Action: Search your own memories. Have you struggled with redemption or hope? Received undeserved love? The hardships and happy moments you’ve gone through might offer a theme you can build a story around.
3. Create Anchor Charts Based on Other Stories in Your Genre
In the classroom, teachers often hang up a visual poster called an anchor chart. Click here to see examples. It’s a resource that highlights helpful strategies, rules, or concepts for students to remember. For writers, an anchor chart could include potential themes to explore or questions to lead you toward identifying a theme. You might look for answers to…
- What is the broad idea you want to communicate?
- What will your characters learn?
- What symbol represents your theme?
When I wrote my best-selling Meghan Rose series, I visited the websites of several children’s magazines and jotted down their themes and guiding questions. Then I pored over my chart, evaluating which ones I connected with or sparked a scene. From there, I progressed through the steps Gasser described above as I loosely outlined a plot. Not only did this keep me on track for each book but also enabled me to whip up an elevator pitch for the series, which revolved around themes like friendship, inner beauty, kind words, honesty, and joy.
You could also add symbolism to your anchor chart. As Rubietta explains, a simple picture or phrase can deepen your perception of a topic: “One of the benefits of inspirational writing is to see the symbolism in a statement, action, or event, and create broader application from that.”
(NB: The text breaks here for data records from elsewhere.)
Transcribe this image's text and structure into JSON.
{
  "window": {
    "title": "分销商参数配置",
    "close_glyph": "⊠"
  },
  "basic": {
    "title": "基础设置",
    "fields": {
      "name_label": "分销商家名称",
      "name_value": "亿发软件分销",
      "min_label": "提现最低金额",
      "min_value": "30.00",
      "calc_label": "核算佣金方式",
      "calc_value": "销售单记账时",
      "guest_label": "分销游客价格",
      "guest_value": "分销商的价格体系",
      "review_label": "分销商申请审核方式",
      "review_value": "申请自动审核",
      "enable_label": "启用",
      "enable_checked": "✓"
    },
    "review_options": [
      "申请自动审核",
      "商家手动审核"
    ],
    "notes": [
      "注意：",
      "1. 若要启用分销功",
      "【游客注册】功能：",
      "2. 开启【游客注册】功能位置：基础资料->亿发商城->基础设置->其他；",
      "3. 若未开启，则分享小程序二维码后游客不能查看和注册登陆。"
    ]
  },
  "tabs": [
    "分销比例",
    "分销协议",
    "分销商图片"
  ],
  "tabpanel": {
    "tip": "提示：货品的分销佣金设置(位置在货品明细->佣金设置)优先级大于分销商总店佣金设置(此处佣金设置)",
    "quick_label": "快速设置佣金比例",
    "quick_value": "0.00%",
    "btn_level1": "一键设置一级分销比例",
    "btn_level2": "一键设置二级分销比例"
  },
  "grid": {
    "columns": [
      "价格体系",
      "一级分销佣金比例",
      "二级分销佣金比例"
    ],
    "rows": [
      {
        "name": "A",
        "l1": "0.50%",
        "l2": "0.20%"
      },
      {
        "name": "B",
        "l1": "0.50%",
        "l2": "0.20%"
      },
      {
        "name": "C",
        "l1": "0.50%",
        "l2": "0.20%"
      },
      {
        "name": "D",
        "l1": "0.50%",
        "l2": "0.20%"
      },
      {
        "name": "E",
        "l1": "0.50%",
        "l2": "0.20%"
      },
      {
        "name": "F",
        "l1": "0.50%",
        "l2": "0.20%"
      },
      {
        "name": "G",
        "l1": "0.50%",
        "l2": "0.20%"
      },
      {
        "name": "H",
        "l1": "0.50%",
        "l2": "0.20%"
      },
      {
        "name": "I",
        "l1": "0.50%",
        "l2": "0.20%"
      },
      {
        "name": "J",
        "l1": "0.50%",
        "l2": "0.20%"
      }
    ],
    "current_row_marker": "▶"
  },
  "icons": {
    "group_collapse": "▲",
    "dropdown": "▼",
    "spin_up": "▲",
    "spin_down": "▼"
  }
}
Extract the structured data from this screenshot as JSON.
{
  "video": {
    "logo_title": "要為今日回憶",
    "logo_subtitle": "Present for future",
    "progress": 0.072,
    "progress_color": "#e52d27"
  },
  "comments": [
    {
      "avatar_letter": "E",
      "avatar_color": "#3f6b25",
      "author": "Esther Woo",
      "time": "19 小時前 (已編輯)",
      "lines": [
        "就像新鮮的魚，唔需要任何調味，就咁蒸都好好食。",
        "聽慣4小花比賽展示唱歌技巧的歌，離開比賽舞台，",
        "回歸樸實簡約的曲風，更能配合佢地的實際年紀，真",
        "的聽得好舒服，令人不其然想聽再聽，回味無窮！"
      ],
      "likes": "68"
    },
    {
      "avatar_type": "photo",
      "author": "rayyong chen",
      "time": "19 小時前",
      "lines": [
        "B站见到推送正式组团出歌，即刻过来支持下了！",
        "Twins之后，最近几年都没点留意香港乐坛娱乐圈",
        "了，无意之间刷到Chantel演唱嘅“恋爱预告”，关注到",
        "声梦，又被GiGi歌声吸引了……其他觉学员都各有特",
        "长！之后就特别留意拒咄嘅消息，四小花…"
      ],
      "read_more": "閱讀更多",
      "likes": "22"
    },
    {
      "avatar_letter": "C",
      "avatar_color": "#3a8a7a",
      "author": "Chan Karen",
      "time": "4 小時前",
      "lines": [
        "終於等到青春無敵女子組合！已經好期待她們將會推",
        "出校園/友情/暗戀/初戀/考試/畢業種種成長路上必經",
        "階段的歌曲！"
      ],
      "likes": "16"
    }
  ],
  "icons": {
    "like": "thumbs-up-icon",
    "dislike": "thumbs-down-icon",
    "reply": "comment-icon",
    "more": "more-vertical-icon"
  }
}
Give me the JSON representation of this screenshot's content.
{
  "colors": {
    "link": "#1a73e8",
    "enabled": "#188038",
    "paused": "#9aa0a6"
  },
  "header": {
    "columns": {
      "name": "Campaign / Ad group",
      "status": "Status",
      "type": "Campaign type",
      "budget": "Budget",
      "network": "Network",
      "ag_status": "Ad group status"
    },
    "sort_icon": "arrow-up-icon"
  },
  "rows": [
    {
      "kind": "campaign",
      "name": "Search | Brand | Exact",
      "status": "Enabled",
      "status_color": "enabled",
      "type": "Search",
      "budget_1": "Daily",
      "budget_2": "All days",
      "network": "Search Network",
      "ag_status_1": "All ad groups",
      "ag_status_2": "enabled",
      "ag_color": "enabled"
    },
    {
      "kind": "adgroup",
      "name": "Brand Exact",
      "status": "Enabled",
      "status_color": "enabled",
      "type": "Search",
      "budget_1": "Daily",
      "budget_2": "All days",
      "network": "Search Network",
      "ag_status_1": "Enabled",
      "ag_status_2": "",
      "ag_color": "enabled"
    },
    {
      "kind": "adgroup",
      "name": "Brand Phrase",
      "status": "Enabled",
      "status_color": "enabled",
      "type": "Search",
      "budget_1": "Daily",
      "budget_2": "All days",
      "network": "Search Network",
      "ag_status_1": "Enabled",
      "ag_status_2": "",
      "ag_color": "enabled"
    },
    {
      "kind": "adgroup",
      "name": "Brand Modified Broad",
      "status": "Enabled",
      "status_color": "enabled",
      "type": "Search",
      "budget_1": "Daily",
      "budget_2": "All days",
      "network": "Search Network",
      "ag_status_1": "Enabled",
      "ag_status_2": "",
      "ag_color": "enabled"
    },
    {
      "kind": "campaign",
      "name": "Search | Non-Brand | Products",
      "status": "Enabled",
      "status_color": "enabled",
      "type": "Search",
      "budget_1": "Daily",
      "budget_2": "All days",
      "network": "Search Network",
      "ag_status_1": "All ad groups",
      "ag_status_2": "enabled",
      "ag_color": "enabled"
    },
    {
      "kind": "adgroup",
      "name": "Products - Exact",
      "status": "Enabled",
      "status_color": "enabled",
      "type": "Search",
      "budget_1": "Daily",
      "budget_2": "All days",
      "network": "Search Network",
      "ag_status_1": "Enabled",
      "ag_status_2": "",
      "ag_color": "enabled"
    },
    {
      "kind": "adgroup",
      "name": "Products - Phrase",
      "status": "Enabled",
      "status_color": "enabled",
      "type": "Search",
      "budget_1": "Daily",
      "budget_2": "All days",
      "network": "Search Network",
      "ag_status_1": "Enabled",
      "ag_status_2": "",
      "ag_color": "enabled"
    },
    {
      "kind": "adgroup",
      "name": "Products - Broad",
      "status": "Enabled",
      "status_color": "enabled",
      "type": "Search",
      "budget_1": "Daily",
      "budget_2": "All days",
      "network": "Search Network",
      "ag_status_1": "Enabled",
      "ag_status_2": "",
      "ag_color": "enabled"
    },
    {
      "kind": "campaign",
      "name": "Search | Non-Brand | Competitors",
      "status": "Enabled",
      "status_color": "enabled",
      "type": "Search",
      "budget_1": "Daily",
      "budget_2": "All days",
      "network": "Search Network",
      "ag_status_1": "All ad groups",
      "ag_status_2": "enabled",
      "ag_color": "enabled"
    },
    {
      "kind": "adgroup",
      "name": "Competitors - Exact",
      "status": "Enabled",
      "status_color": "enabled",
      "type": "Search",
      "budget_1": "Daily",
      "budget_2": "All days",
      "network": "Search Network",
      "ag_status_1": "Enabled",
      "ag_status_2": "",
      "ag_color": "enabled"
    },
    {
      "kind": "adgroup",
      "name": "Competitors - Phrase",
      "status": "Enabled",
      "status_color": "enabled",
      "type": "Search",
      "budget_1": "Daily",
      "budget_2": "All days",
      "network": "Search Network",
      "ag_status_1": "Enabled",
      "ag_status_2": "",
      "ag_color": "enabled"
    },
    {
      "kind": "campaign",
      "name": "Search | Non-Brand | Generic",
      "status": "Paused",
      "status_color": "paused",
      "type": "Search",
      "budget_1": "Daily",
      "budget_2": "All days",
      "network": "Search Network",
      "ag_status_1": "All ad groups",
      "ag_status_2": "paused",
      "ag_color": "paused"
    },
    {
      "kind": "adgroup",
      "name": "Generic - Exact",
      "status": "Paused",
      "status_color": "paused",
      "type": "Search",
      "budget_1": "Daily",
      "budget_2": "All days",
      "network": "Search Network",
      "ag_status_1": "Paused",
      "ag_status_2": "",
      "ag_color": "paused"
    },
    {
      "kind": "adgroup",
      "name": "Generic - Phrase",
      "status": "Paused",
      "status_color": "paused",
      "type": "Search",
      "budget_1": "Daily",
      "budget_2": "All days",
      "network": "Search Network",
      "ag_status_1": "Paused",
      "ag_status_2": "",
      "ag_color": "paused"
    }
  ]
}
In her Deeper Devotion series, four of the six daily devotionals are a journey through the entire book of Genesis. “Unless we can move into application, all those chapters are just information rather than leading to transformation. Symbolism in this instance isn’t suggesting that the stories are untrue. Rather, it asks: How can we find ourselves in these stories? How do they become symbolic for us? And what is God inviting us to do or be as a result?”
Action: Think hard on the themes you gravitate to. Then fill your own anchor chart with words, phrases, images, and symbols. Post it nearby to inspire you or maintain your course as you write.
The Power Between the Lines
Your theme is the centerpiece of your novel, the why of all the events, the collection of intimate and subtle implications begging to be heard. When readers reach the end, the theme resonates in their minds and hearts. So, choose it with wisdom. Use theme lists, your personal experiences, or an anchor chart to help you link your theme to your plot and characters. And remember these Wise words: “You can’t tell any kind of a story without having some kind of a theme, something to say between the lines.”
Elementary school teacher Lori Z. Scott usually writes fiction because, like an atom, she makes up everything. Her down time is filled with two quirky habits: chronic doodling and inventing lame jokes. Neither one impresses her principal (or friends/parents/casual strangers), but they do help inspire her writing. Somehow her odd musings led her to accidentally write the 10-book best-selling Meghan Rose series and purposely write more than 150 short stories, articles, essays, poems, and devotions. In addition, Lori contributed to over a dozen books, mostly so she would have an excuse to give people for not folding her laundry. (Hey! Busy writer here!) As a speaker, she’s visited several conferences and elementary schools to share her writing journey. Some of Lori’s favorite things include ice cream, fuzzy socks, Batman, Star Trek, Star Wars, books, and hugs from students. Guess which one is her favorite?